Theo 101 to teach only Christian doctrine
The required course will no longer teach world religions
By Philip Ellefson, Staff Writer firstname.lastname@example.org
Next year's freshmen and those that follow will not learn about the life of Muhammad or the difference between dharma and karma. Instead, they will get an introduction to Christian theology.
Starting next fall, Theology 101, which is currently called Introduction to Theology and World Religions, will be an introduction to only Judeo-Christian theology. Hinduism, Buddhism and Islam will no longer be taught.
According to Theology Chair Will Deming, President Fr. Bill Beauchamp asked the College of Arts and Sciences to consider a change in the theology curriculum. Dean of the College of Arts and Sciences Matt Baasten is overseeing the discussion of the new course.
Baasten said he could not discuss the details of the curriculum because it is still in the preliminary drafting stage, but he said the course curriculum will be designed by Dec. 15.
Deming said the change in Theology 101, which is a required class for every UP student, fits with the mission of the University.
"I think especially at a Catholic university, it makes sense to have an introduction to theology, because that underscores the mission of the university in a way an introduction to comparative religions might not," Deming said.
Deming also said the change will help the theology professors use their expertise.
"Only a couple of us are educated on the graduate level in comparative religions, so just in terms of expertise, it makes practical sense to give students our best training," Deming said.
But some students, like sophomore Matt Gadbois, are concerned that eliminating world religions from the core curriculum may narrow students' perspectives.
"I feel like the class currently gives a really open perspective that encourages the open-mindedness that everyone should have, including Christians," Gadbois said.
Sophomore Logan Adams, who took Theology 101 last year, agreed that the course is needed for students to be educated about world religions.
"Half the class couldn't tell you who Muhammad was at the beginning of the semester," Adams said. "[Islam is] one of the Abrahamic religions, and you should cover all of them."
Deming agreed that the change in the curriculum is not ideal, and that understanding world religions is important.
"You're weighing advantages over disadvantages," Deming said. "Ideally, it would be nice if they could also learn about other religions, particularly about Islam. There are large populations of religious people in China and India that are probably gonna come into play in your generation."
But Deming also said the study of world religions is outdated and that it can be short-sighted to lump all non-Christian religions into one category.
"The whole study of religion has matured, and world religions is not as defensible as a category anymore," Deming said. "I mean, what is a world religion?"
Gadbois, who is currently taking Theology 205, Biblical Traditions and Culture, said courses focused on Catholic theology can be confusing for non-Christians.
"Whenever they tend to have just Catholic perspective classes, it's almost the assumption that everyone in the class was raised Catholic, and that's always kind of awkward," Gadbois said. "So for the intro class, that would be inappropriate."
Adams agreed that covering only Christianity could be uncomfortable for some students.

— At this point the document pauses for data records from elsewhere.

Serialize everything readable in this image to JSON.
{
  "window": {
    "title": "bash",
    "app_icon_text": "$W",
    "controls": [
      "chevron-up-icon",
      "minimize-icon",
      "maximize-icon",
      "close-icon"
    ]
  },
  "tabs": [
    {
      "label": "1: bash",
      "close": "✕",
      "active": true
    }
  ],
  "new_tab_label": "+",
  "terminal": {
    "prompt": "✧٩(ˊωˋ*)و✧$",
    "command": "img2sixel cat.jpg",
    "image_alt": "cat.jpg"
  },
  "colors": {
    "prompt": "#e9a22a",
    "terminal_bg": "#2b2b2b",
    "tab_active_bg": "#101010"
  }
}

"We had three Muslim guys in my Theo 101 class, and it'd be awkward if we didn't cover their religion at all," Adams said.

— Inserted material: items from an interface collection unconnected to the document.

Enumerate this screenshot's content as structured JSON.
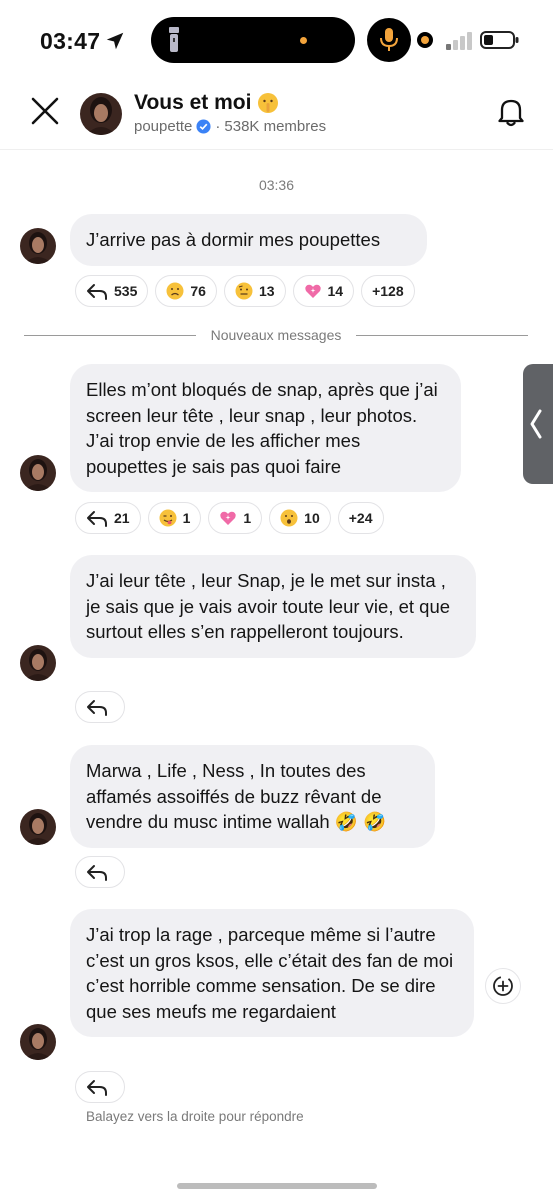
{
  "status_bar": {
    "time": "03:47"
  },
  "header": {
    "title": "Vous et moi",
    "title_emoji": "shushing-face",
    "creator": "poupette",
    "members": "538K membres",
    "separator": "·"
  },
  "timestamp": "03:36",
  "divider_label": "Nouveaux messages",
  "messages": [
    {
      "text": "J’arrive pas à dormir mes poupettes",
      "reactions": [
        {
          "icon": "reply-icon",
          "count": "535"
        },
        {
          "icon": "frowning-face",
          "count": "76"
        },
        {
          "icon": "raised-eyebrow-face",
          "count": "13"
        },
        {
          "icon": "sparkling-heart",
          "count": "14"
        },
        {
          "icon": "more",
          "count": "+128"
        }
      ]
    },
    {
      "text": "Elles m’ont bloqués de snap, après que j’ai screen leur tête , leur snap , leur photos. J’ai trop envie de les afficher mes poupettes je sais pas quoi faire",
      "reactions": [
        {
          "icon": "reply-icon",
          "count": "21"
        },
        {
          "icon": "winking-tongue-face",
          "count": "1"
        },
        {
          "icon": "sparkling-heart",
          "count": "1"
        },
        {
          "icon": "surprised-face",
          "count": "10"
        },
        {
          "icon": "more",
          "count": "+24"
        }
      ]
    },
    {
      "text": "J’ai leur tête , leur Snap, je le met sur insta , je sais que je vais avoir toute leur vie, et que surtout elles s’en rappelleront toujours.",
      "reactions": [
        {
          "icon": "reply-icon",
          "count": ""
        }
      ]
    },
    {
      "text": "Marwa , Life , Ness , In toutes des affamés assoiffés de buzz rêvant de vendre du musc intime wallah 🤣 🤣",
      "reactions": [
        {
          "icon": "reply-icon",
          "count": ""
        }
      ]
    },
    {
      "text": "J’ai trop la rage , parceque même si l’autre c’est un gros ksos, elle c’était des fan de moi c’est horrible comme sensation. De se dire que ses meufs me regardaient",
      "reactions": [
        {
          "icon": "reply-icon",
          "count": ""
        }
      ]
    }
  ],
  "hint": "Balayez vers la droite pour répondre",
  "colors": {
    "bubble": "#f0f0f3",
    "accent_orange": "#f3a43c",
    "verified_blue": "#3b82f6",
    "muted_text": "#7a7a7a"
  }
}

But according to Deming, studying one religion in-depth could lead to better understanding of theological thinking.
"[World religions is] arguably a part of a solid liberal arts education, but so is an introduction to theology," Deming said. "And an introduction to theology will certainly help you understand religions as you encounter them, inasmuch as you have a sense of how theological thinking proceeds."
Deming also said that the study of world religions has been expected of schools like UP for the past few decades.
"That was the standard across small liberal arts colleges," Deming said. "It would be expected of a student graduating with a degree in liberal arts to have an understanding of world religions."
Adams said that because UP is a Catholic school, an introduction to Christianity should not be necessary.
"If the school's doing its job right, intro to Christianity should just be around you," Adams said. "Maybe it's just a reflection that they're doing a poor job of service and leadership outside class."
In addition to changing the focus of Theology 101, Theology 205 is changing. Starting next semester, Biblical Traditions and Culture will no longer be a writing-intensive course, and it will not be centered on a long research paper. Deming said the focus of the course may change.
"Because we are changing 101, we are rethinking how [Theology 205] serves as a sequel to 101, so there may be a change in emphasis," Deming said.
Ultimately, Adams is worried that the changes to the theology curriculum will negatively impact students.
"The worst thing you could be is ignorant," Adams said.